When did you start being active on this music?
In 1976, when I created Vavoura Band together with Yiannis Drolapas. We will complete 41 years as an active band this year and we are playing at Lazy on 28 January. With Yiannis we were into this music and later on into hard rock and we managed to become popular and to stand out with our first three bands.
Generally speaking, I was working as a production manager not only because of my musical, technical and English language knowledge, but also because of my problem-solving skills. In 1987, I participated in producing one of Chuck Berry’s concerts. We realized −two days prior to the concert− that he was going to be on stage for one hour according to his contract and we assumed people would feel disappointed. So, we formed Johnny Vavouras and the Cadillacs and after two days of rehearsals we appeared in front of a crowd of 6,000 at Lycabettus.
How did you start? Did you think it was all going to be a hobby or had you had already in mind to be active for so many years?
I started because I fancied the whole thing with Vavoura Band and with Johnny Vavouras and the Cadillacs, too; to put it simply, because I fancy playing music. When I started, I was not “gifted”, like others whom you watch singing with a good voice or who grab a guitar and have an idea of what they are doing. I worked for this.

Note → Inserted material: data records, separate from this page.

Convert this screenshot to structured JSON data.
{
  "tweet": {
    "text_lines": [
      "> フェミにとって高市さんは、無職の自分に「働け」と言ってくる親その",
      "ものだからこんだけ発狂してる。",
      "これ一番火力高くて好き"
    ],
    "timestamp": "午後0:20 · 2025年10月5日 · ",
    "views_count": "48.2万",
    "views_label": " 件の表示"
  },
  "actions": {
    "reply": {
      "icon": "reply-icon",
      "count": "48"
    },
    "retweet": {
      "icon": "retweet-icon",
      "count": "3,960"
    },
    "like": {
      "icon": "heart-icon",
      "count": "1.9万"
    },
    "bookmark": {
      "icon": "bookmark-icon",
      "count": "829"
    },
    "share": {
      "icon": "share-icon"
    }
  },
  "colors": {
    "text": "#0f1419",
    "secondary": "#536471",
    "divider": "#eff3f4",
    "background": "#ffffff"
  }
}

Would you say that you owe it less to talent and more to being dedicated to music?
Yes, exactly. I have energy. Neither have I studied so much. But what characterised me was that I have always been bold, I dared do things. I was a frontman and I wanted to be the same with my group of friends and with the pals and at school; I was communicative. And this is what held me there.
Where would you like to play?
I don’t know… maybe in a country where there is an active rock ‘n’ roll scene. There are people interested in it in the Netherlands, as well as in the UK. I just need to make it clear that I work on it because this is what I like and I don’t think that playing others’ songs is my job. The Cadillacs are a very good cover band. My band is Vavoura Band. There is chemistry with Yiannis Drolapas and we perfectly match each other. We “got married” with Yiannis in 1976 because we perfectly match in some things. We have a kind of chemistry, the chemistry Mick Jagger has with Keith Richards, what John Lennon and Paul McCartney had as far as music is concerned, since we get on like a house on fire. Because what we have done separately has not touched what we have done collaboratively, either as execution or as composition.
What are your future plans?
We are celebrating 41 years with Vavoura Band and we are preparing a new album that will be released only as a vinyl disc.
With Johnny Vavouras and the Cadillacs we are going to prepare a Christmas album, something which I have wanted to do for many years, but I always remember it really late and there is not enough time. However, I will record it this year in my new studio.
Do you dance?
No, I have two left feet. I am even funnier than Tom Jones when dancing. But I make others dance.
- Johnny has been listening to this kind of music since when he was 40 days old, when his mother took him out for a walk at a small restaurant they ran in a working-class town in Ohio.
- As a child, he listened to artists like Chuck Berry, Jerry Lee Lewis and others on the radio and on television. When he was 12, he got his first guitar and he started experimenting with ballads, too.
- On 28/1 he will celebrate the Vavoura Band 40+1 years of presence at Lazy Club.
- If he had to choose a song, that would be “Working class hero” by John Lennon. The Beatles are the top music band for him, since they are a music, harmony and music evolution lesson from rock ‘n’ roll to indie and psychedelic music.